However, if you owe more than the value of your motorcycle, you will continue to owe any amounts remaining on your loan after the insurance payment. You must continue to make your loan payment even though you may no longer have possession of your motorcycle. Depending on the terms of your loan, a declaration of total loss may allow your lender to accelerate the loan’s balance and declare it immediately due.

Purchasing gap insurance can protect you from financial liability if your motorcycle gets totaled in an accident. Gap insurance will pay any remaining balance on your motorcycle loan if the insurance company totals your bike. Some policies will also compensate you for your comprehensive/collision policy deductible.

Disputing the Insurance Company’s Total Loss Determination or Payout Calculation

You don’t have to accept the insurance company’s determination of total loss or its calculation of your payout. Most insurance companies offer internal appeal or dispute resolution processes for you to contest the insurer’s determination.

You can contest a total loss determination by presenting evidence to challenge the insurance company’s calculation of your motorcycle’s fair market value or the costs of repairs. By increasing the value of your motorcycle or decreasing repair expenses, you may show that the repair cost doesn’t exceed your motorcycle’s value or the insurance company’s threshold for total loss.

Even when you accept the total loss determination, you can still negotiate your motorcycle’s actual cash value to increase the money you receive from the insurance payout.

Presenting fair market value data from sources such as Kelley Blue Book or NADA or evidence of your motorcycle’s condition before the crash can help you better settle your total loss claim. You can also consult with motorcycle appraisers who can provide reports that sway the insurance company’s decision.

Depending on the insurance policy’s terms, you may have an obligation to arbitrate your dispute if the insurance company demands arbitration.

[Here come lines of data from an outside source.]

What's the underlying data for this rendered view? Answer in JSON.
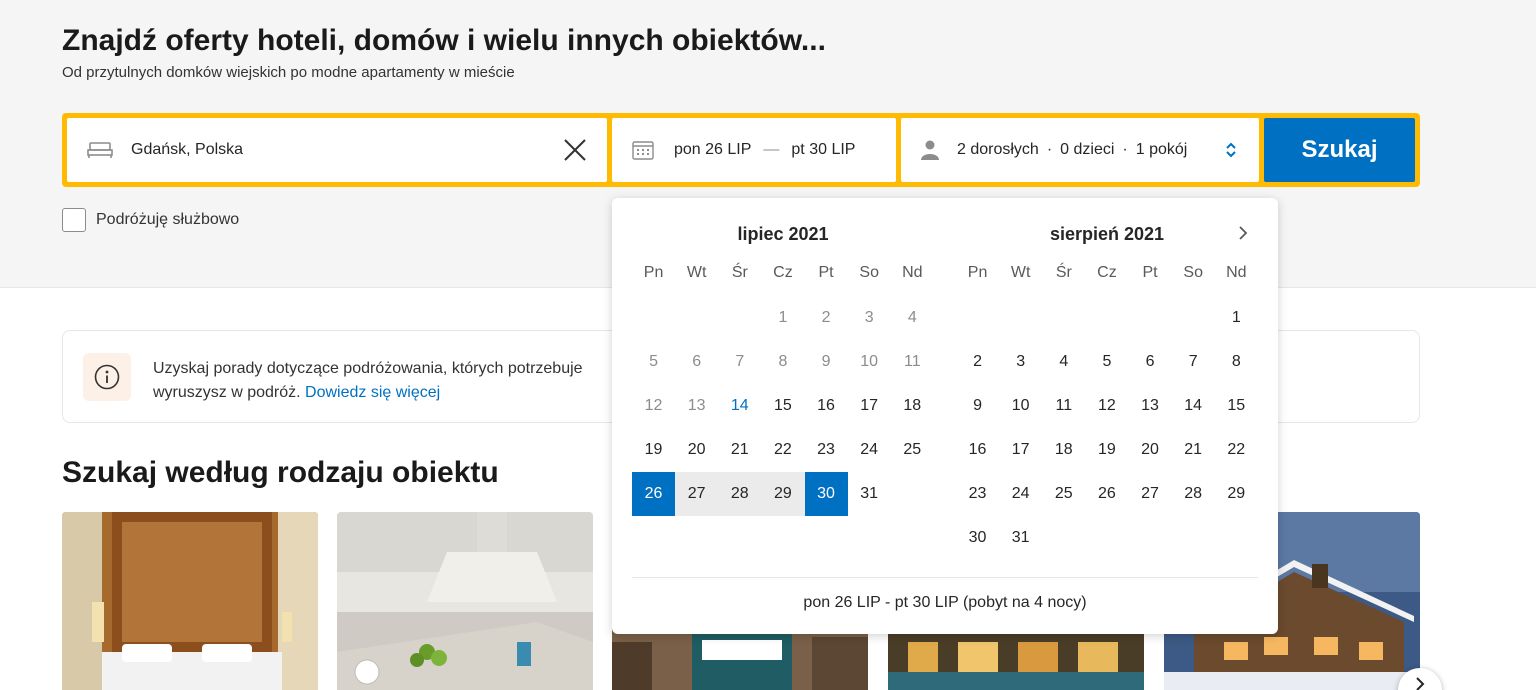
{
  "hero": {
    "title": "Znajdź oferty hoteli, domów i wielu innych obiektów...",
    "subtitle": "Od przytulnych domków wiejskich po modne apartamenty w mieście"
  },
  "search": {
    "destination_value": "Gdańsk, Polska",
    "date_checkin": "pon 26 LIP",
    "date_separator": "—",
    "date_checkout": "pt 30 LIP",
    "guests_adults": "2 dorosłych",
    "guests_children": "0 dzieci",
    "guests_rooms": "1 pokój",
    "guests_separator": "·",
    "button_label": "Szukaj"
  },
  "business_travel": {
    "label": "Podróżuję służbowo",
    "checked": false
  },
  "info_banner": {
    "text": "Uzyskaj porady dotyczące podróżowania, których potrzebuje",
    "text_2": "wyruszysz w podróż.",
    "link_label": "Dowiedz się więcej"
  },
  "section": {
    "title": "Szukaj według rodzaju obiektu"
  },
  "calendar": {
    "weekdays": [
      "Pn",
      "Wt",
      "Śr",
      "Cz",
      "Pt",
      "So",
      "Nd"
    ],
    "months": [
      {
        "title": "lipiec 2021",
        "offset": 3,
        "days": 31,
        "past_until": 13,
        "today": 14,
        "selected_start": 26,
        "selected_end": 30
      },
      {
        "title": "sierpień 2021",
        "offset": 6,
        "days": 31
      }
    ],
    "footer": "pon 26 LIP - pt 30 LIP (pobyt na 4 nocy)"
  },
  "colors": {
    "accent": "#febb02",
    "primary": "#0071c2",
    "hero_bg": "#f5f5f5"
  },
  "icons": {
    "destination": "bed-icon",
    "clear": "close-icon",
    "dates": "calendar-icon",
    "guests": "person-icon",
    "guests_toggle": "chevron-updown-icon",
    "info": "info-icon",
    "calendar_next": "chevron-right-icon",
    "carousel_next": "chevron-right-icon"
  },
  "property_types": [
    {
      "name": "property-card-hotel"
    },
    {
      "name": "property-card-apartment"
    },
    {
      "name": "property-card-resort"
    },
    {
      "name": "property-card-villa"
    },
    {
      "name": "property-card-chalet"
    }
  ]
}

Steps you should take if you need to contest the insurance company’s decision include:

  • Gather any records or documents relating to your motorcycle, including purchase paperwork, maintenance records, or photographs.
  • Look up your motorcycle’s value on trusted resources such as NADA or Kelley Blue Book.
  • Consult a vehicle appraiser to obtain a valuation for your motorcycle, if necessary.
  • Get repair quotes from several auto shops if you contest the insurance company’s total loss determination based on its estimates of repair costs.
  • Review the insurance policy’s terms to confirm how the insurance company calculates motorcycle values, what thresholds (if any) constitute a total loss, and what dispute rights you may have.

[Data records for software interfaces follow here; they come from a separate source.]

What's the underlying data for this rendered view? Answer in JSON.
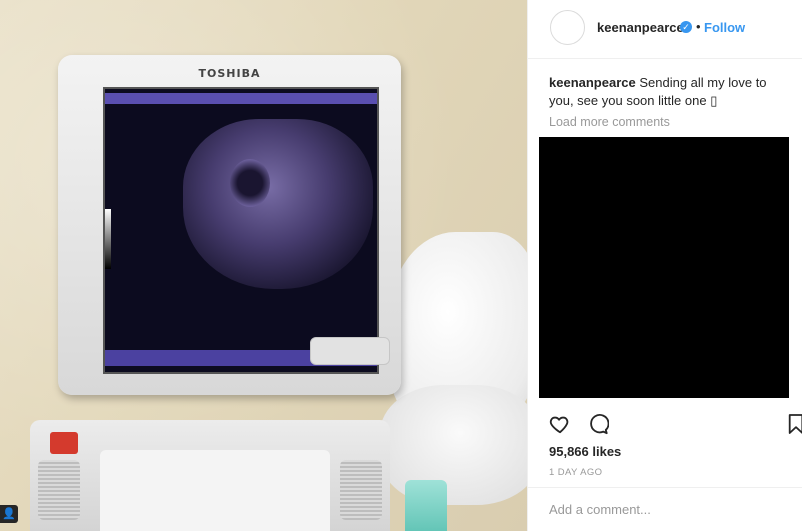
{
  "post": {
    "username": "keenanpearce",
    "follow_label": "Follow",
    "separator": "•",
    "verified_glyph": "✓",
    "caption_user": "keenanpearce",
    "caption_text": "Sending all my love to you, see you soon little one",
    "caption_emoji_glyph": "▯",
    "load_more": "Load more comments",
    "likes": "95,866 likes",
    "time": "1 DAY AGO",
    "add_comment_placeholder": "Add a comment..."
  },
  "photo": {
    "monitor_brand": "TOSHIBA",
    "corner_icon_glyph": "👤"
  },
  "colors": {
    "accent": "#3897f0",
    "text": "#262626",
    "muted": "#999999",
    "border": "#efefef"
  },
  "icons": {
    "heart": "heart-outline-icon",
    "comment": "comment-bubble-icon",
    "bookmark": "bookmark-icon",
    "verified": "verified-badge-icon"
  }
}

Motorcycle Owners’ Rights and Responsibilities After the Insurance Company Declares Their Bike a Total Loss Following an Accident

After you submit a damage claim for your motorcycle following an accident, the insurance company may deem the bike a total loss if the repair cost exceeds the motorcycle’s value or a threshold percentage.

The insurance company will calculate your motorcycle’s value based on its:

  • Make
  • Model
  • Age
  • Mileage
  • Condition

Once they’ve determined the value, they will pay you the actual cash value minus any applicable deductibles. You can either turn your motorcycle over to the insurance company or keep the bike to repair or salvage yourself.

Christopher D. Alas, Motorcycle Accident Lawyer

However, keeping the motorcycle means the insurer will deduct its salvage value from your payment. Any motorcycle declared a total loss will permanently bear a salvage or total loss title to inform the motorcycle’s future purchasers or insurers that it has suffered significant damage. Reach out to a Miami personal injury lawyer.

You can contest the insurance company’s total loss determination or its calculation of your insurance payment through the insurer’s internal processes or by filing a legal claim.

A motorcycle accident attorney can help you recover fair value for your motorcycle after an accident. You should contact a lawyer as soon as possible after a crash or when the insurance company notifies you that it wants to declare your motorcycle a total loss.